*PROBLEM REQUIREMENTS*:
Search the entries below for "title", and copy each line where it appears.
....
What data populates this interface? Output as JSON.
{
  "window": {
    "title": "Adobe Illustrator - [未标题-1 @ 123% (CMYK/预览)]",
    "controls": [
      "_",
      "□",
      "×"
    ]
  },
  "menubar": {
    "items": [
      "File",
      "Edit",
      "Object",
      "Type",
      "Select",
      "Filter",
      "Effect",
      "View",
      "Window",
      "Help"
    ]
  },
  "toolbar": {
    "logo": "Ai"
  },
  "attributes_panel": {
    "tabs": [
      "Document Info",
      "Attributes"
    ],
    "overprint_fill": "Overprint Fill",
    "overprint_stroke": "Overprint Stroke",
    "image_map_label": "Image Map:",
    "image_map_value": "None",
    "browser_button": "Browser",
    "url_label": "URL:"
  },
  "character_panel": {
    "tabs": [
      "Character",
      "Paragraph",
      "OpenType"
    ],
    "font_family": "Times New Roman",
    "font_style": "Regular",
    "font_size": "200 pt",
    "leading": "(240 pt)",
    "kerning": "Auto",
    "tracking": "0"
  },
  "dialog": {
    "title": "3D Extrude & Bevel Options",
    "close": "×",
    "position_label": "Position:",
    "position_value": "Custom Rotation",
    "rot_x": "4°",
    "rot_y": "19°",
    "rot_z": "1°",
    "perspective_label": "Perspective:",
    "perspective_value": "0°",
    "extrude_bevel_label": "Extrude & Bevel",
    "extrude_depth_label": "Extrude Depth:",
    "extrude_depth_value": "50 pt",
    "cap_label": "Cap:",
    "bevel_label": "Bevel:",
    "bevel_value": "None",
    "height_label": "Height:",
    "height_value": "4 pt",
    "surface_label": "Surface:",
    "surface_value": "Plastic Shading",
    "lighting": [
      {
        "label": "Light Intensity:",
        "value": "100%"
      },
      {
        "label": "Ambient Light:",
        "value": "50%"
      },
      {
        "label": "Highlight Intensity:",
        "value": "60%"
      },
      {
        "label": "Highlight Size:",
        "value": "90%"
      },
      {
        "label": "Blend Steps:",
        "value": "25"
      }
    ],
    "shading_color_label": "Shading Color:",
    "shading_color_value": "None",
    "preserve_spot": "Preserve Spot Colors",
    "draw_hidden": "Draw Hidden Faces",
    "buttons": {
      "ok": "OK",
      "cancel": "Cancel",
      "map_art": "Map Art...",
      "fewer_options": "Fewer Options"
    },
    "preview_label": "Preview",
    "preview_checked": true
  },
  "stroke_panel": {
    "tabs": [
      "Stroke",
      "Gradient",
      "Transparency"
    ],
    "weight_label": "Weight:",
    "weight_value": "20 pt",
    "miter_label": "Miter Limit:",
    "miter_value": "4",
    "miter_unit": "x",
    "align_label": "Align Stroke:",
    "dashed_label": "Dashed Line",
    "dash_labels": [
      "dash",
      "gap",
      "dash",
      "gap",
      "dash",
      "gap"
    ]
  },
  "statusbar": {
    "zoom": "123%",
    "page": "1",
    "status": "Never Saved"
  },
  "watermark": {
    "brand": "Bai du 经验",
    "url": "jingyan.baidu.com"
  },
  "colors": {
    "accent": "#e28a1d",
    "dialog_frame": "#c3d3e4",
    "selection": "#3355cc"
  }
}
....
*RESULT OF THE EXERCISE*:
    "title": "Adobe Illustrator - [未标题-1 @ 123% (CMYK/预览)]",
    "title": "3D Extrude & Bevel Options",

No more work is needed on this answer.